[[ DATA TO PROCESS, beginning ]]

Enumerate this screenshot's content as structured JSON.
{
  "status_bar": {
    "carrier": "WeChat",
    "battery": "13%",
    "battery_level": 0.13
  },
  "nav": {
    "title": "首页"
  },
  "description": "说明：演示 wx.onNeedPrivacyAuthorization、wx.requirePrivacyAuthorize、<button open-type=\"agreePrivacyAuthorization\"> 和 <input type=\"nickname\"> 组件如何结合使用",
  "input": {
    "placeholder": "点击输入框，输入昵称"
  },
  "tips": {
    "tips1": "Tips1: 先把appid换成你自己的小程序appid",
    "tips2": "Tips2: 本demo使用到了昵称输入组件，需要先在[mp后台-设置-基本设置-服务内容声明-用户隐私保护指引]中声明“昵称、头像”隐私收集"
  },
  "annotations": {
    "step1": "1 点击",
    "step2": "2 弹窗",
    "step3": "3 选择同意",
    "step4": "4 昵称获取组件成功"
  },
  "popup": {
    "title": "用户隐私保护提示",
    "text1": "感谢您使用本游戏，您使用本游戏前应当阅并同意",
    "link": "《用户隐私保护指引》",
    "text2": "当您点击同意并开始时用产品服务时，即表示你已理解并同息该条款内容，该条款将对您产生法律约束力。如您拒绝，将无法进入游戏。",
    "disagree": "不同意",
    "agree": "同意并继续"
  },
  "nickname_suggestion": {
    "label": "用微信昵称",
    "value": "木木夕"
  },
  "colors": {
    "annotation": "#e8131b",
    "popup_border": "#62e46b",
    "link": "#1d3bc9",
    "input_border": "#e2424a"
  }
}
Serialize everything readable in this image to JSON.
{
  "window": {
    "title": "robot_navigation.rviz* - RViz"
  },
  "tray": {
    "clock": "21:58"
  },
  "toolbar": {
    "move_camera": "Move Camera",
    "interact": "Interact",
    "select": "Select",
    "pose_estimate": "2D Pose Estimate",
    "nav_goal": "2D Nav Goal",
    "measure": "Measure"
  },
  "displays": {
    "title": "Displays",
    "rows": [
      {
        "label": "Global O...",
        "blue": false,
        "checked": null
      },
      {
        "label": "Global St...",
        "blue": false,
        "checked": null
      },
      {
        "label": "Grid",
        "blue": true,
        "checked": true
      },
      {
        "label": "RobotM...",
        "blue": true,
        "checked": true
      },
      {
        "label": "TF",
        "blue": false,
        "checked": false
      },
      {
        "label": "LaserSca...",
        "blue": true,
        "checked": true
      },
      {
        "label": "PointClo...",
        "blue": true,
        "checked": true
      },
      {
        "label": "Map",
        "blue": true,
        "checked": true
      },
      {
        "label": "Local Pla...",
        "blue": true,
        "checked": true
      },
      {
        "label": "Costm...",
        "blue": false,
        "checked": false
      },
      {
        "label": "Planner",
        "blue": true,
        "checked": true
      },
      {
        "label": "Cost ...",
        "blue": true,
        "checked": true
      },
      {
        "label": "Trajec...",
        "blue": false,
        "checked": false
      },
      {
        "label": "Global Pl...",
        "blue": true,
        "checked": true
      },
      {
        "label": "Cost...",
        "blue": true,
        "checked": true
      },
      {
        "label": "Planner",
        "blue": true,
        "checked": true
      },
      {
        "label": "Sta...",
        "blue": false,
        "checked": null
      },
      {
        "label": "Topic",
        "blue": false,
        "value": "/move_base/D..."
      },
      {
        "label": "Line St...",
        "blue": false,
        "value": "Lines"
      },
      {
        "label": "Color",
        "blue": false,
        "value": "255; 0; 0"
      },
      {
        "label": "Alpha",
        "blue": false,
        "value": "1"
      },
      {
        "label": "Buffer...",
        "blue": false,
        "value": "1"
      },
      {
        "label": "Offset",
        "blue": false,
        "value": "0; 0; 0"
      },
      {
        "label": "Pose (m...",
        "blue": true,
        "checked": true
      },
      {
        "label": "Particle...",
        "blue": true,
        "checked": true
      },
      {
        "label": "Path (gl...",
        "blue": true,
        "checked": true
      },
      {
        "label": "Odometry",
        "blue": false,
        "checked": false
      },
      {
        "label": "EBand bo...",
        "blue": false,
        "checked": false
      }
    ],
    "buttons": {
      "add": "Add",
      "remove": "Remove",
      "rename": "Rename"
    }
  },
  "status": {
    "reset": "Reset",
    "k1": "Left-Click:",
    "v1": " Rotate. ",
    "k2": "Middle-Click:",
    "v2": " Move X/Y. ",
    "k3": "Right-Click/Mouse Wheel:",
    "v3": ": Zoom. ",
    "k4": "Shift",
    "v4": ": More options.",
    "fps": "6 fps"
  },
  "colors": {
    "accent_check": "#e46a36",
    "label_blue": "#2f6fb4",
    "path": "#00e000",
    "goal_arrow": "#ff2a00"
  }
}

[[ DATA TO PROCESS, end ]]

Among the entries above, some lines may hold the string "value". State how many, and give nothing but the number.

[OUTPUT FOR THIS EXERCISE]: 7